The physiotherapists that were active in the study, had they been trained in person-centred care? The physiotherapists who were leading the intervention participated in literature studies and received onsite training in person-centredness by experienced colleagues from GPCC.

Could you describe some examples of ”a physiotherapist’s supervision according to a person-centred approach” compared to the exercise regime of the persons in the control group? For both groups, the intervention was initiated with an individual person-centred dialogue. The focus of these meetings was the person’s narrative, to establish a partnership, set up goals and to document. In addition, the exercise instruction was person-centred in the sense that it was designed based on the person’s previous experience. The main difference between the groups regarding the person-centredness was that the control-group only had one meeting with the physiotherapist whilst the intervention group met with the physiotherapist up to 40 times during the intervention. The latter resulted in more favourable conditions for the physiotherapist when it came to establishing a deeper relationship with the person, making it easier to follow his/her development and giving him/her more space.

Which other aspects of the exercise programme with person-centred guidance had an effect? The measured differences in this study, concerning above all the physical function is most probably due to the difference in intensity and duration of the exercise that existed between the groups.
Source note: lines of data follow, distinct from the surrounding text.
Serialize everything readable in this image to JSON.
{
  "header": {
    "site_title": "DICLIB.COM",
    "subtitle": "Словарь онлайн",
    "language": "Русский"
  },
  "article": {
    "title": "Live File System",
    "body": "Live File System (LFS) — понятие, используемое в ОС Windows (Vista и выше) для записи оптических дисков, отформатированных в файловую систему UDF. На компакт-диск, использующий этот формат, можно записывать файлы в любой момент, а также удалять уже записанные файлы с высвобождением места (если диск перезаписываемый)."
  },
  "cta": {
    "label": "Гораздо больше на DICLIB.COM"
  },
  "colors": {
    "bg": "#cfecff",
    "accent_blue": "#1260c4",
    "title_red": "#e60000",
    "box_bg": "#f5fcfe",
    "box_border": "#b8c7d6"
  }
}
We believe that the person-centred design of the exercise was a strong contributor towards making the exercise doable despite age and chronic illness.

Is it rare that older persons with RA exercise at the same intensity as the intervention group (moderate-to-high intensity), something that is normally recommended for healthy persons? If yes, why? From a historical perspective, persons with RA have been told to refrain from exercising due to the fear for joint problems. For the past decades, there has been more and more evidence that exercising is good for this patient group, unlike previous assumptions. However, the group with RA had not been studied previously and there has been some caution in recommending exercise to older persons with RA. Hence, health care professionals have rarely allowed older persons to perform this type of intensive and strenuous exercise.

Is this exercise programme with person-centred guidance utilised in any way; has it been made available for RA-patients? Are physiotherapists being trained in this programme and are they offering it? If not, is it on the agenda? The observations and results from this study have been presented at international conferences and for physiotherapists in rheumatology in the region of Västra Götaland.

What is your current research about? I am currently involved in a qualitative follow-up study where the intervention group participants are being interviewed about their participation in the person-centred intervention and their experiences of continuing to exercise afterwards. The effects of exercise on fatigue and depression is studied in a parallel study.